• [DATA UNDER STUDY]
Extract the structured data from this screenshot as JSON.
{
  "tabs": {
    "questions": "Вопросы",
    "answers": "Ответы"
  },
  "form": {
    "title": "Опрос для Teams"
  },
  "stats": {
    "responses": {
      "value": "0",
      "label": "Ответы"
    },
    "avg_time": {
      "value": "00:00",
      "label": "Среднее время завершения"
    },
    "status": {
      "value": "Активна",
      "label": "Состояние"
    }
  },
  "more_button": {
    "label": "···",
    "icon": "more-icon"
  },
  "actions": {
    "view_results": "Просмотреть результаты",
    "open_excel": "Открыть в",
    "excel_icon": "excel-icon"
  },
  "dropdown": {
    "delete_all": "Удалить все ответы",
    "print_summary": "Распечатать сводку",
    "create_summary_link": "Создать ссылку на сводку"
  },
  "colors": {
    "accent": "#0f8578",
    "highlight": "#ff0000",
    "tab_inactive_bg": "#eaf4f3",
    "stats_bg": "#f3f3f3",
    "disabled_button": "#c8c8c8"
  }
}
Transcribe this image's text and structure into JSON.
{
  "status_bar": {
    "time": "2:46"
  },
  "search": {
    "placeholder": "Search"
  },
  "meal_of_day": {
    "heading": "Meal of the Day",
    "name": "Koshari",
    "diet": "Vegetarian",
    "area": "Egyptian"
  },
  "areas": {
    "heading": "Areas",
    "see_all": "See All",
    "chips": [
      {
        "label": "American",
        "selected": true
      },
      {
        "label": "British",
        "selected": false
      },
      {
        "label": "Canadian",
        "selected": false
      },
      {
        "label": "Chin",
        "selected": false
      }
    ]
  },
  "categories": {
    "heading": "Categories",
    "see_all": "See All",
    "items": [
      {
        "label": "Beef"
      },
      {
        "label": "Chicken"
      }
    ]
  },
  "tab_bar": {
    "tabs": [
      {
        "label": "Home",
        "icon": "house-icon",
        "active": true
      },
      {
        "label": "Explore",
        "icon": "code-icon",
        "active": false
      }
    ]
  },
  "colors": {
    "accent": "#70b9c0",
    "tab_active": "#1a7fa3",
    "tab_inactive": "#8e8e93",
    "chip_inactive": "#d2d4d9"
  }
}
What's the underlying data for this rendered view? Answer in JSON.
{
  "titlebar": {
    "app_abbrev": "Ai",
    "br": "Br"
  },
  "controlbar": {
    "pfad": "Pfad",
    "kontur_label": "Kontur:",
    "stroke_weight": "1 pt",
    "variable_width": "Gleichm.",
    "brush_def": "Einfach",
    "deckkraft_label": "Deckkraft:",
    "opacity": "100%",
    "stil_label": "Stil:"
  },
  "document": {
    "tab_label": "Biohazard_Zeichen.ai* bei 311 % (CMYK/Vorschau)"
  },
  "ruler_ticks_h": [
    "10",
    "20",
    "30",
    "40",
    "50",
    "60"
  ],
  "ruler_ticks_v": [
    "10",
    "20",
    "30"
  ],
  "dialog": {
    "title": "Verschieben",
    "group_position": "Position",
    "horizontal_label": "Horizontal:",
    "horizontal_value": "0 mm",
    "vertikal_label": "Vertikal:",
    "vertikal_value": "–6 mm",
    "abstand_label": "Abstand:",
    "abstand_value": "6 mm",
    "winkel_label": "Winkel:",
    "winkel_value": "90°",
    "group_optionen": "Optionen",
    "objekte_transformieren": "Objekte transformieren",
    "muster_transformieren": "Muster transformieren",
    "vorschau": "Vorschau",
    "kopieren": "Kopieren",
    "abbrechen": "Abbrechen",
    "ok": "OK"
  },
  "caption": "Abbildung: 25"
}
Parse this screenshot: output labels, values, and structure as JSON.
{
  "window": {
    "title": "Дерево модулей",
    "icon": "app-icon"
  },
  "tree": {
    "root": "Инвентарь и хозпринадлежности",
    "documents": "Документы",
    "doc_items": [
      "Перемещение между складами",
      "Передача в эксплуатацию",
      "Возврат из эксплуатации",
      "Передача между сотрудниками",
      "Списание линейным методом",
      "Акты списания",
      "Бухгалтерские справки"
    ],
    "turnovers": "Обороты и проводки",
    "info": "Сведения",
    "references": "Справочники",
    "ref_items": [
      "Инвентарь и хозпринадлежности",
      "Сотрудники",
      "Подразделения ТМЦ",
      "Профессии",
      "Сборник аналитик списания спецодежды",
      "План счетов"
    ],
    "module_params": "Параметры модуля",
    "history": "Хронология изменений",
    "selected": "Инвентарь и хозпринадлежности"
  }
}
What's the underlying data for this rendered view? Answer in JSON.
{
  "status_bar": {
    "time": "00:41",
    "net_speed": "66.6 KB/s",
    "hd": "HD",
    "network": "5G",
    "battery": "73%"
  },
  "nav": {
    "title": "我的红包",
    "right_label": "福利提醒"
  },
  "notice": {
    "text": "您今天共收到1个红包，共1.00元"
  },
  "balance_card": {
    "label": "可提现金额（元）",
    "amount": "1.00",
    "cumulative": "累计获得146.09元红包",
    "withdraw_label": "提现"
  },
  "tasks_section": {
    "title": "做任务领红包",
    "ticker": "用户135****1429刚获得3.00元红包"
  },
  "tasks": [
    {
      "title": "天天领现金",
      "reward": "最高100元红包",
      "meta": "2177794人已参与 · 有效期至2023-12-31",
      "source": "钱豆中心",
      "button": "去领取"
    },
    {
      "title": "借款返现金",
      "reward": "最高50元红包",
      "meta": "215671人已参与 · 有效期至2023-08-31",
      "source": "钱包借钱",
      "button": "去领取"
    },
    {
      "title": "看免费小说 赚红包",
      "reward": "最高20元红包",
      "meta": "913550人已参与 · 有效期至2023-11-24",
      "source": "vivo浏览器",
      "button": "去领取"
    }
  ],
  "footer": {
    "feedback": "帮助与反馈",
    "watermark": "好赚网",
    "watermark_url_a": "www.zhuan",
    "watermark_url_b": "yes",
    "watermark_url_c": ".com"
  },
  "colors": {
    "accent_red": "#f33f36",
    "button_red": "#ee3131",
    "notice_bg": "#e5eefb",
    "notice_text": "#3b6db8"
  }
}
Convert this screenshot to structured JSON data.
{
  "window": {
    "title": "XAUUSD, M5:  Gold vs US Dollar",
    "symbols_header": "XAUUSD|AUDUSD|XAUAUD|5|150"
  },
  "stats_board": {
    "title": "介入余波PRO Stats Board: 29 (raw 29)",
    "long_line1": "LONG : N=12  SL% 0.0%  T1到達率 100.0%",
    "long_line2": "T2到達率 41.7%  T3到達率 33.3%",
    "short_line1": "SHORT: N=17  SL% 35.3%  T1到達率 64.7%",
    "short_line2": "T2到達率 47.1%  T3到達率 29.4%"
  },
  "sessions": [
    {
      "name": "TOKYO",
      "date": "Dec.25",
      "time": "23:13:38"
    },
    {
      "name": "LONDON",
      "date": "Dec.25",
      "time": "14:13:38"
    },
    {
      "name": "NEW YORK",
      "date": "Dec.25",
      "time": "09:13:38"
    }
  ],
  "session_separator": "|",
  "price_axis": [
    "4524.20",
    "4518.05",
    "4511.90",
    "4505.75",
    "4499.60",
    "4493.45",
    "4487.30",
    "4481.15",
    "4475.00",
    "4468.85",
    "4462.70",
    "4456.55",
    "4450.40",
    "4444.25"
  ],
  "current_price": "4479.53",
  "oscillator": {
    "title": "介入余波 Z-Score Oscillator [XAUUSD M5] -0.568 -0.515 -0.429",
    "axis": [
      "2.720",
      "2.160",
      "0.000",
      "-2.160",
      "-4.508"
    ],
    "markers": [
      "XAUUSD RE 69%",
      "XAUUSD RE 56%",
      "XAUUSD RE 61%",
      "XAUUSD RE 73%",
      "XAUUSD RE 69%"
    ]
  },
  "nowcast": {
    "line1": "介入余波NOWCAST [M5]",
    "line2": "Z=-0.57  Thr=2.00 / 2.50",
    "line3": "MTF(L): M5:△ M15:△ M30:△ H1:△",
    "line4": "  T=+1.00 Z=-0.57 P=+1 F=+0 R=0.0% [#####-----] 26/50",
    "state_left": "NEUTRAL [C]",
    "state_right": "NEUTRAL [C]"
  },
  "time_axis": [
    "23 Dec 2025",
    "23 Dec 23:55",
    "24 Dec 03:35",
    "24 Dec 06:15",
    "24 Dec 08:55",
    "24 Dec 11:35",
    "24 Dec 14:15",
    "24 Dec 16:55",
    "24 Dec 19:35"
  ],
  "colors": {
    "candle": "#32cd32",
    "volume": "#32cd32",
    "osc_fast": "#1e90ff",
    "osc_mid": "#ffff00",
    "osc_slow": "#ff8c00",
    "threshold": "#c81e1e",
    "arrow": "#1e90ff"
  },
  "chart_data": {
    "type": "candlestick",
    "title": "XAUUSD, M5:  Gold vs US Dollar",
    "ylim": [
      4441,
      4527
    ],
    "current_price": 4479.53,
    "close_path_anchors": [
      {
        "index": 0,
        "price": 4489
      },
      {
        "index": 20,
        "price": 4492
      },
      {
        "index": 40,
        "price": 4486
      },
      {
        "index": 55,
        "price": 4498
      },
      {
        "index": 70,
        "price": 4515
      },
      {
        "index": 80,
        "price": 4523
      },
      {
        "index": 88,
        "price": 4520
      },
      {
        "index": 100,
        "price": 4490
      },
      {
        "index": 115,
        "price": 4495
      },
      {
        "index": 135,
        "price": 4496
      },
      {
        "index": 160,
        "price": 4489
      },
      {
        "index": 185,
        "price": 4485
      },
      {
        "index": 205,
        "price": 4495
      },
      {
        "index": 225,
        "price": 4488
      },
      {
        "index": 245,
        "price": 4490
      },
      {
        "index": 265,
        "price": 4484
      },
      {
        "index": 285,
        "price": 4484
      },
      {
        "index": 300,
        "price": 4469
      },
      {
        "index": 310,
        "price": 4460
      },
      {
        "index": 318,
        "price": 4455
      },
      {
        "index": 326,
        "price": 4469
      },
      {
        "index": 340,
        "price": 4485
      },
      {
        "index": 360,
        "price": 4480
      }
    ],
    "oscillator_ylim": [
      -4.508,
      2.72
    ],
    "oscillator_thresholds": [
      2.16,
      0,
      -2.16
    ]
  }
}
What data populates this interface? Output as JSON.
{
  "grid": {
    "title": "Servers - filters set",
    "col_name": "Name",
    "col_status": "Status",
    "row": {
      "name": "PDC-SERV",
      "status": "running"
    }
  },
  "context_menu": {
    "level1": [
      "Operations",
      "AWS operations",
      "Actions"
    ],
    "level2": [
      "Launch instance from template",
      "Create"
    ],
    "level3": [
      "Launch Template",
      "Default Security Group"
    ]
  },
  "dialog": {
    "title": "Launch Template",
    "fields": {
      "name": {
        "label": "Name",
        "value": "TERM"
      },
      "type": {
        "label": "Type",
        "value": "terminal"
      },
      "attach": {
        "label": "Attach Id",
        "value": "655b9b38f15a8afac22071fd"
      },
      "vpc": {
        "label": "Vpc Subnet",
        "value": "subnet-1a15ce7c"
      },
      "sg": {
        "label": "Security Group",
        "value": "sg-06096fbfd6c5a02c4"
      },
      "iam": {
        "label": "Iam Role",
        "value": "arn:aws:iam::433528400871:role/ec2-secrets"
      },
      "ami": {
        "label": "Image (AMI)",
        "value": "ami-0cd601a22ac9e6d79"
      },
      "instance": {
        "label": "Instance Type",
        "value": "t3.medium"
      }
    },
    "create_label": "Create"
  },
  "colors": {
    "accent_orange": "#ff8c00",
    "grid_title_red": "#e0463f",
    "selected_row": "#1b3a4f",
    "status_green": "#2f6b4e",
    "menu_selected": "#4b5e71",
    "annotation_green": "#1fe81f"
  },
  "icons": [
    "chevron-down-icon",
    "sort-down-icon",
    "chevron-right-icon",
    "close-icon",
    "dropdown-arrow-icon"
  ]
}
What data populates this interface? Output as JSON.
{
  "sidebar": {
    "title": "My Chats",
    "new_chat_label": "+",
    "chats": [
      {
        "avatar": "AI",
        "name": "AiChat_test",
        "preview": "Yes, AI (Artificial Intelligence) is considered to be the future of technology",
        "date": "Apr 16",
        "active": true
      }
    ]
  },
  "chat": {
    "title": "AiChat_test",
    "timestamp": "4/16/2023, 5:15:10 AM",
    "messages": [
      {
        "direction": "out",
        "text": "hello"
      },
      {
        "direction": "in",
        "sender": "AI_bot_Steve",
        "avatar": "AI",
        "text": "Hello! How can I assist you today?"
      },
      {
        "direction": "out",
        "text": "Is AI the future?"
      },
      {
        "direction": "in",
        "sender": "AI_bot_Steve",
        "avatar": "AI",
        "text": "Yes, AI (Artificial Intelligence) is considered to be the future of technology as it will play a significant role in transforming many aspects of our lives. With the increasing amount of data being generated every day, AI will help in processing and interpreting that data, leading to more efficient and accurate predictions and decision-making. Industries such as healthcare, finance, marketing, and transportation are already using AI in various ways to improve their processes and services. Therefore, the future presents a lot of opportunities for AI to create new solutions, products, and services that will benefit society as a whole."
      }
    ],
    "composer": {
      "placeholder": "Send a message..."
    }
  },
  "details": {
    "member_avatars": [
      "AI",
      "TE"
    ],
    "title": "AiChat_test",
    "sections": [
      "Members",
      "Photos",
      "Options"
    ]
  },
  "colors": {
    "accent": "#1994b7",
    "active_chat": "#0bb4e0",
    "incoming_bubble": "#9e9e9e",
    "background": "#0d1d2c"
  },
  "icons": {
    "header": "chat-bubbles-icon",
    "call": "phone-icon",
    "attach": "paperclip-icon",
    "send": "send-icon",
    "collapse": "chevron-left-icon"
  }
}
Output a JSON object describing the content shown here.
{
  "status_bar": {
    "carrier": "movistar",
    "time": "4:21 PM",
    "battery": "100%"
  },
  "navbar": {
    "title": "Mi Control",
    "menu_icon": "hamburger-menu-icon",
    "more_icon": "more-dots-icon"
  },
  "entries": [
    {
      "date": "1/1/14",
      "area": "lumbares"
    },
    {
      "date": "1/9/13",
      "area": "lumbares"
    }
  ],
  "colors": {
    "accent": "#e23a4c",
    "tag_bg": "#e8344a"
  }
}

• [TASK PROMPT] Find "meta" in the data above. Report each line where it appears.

• [SOLUTION FOR THIS EXERCISE]
      "meta": "2177794人已参与 · 有效期至2023-12-31",
      "meta": "215671人已参与 · 有效期至2023-08-31",
      "meta": "913550人已参与 · 有效期至2023-11-24",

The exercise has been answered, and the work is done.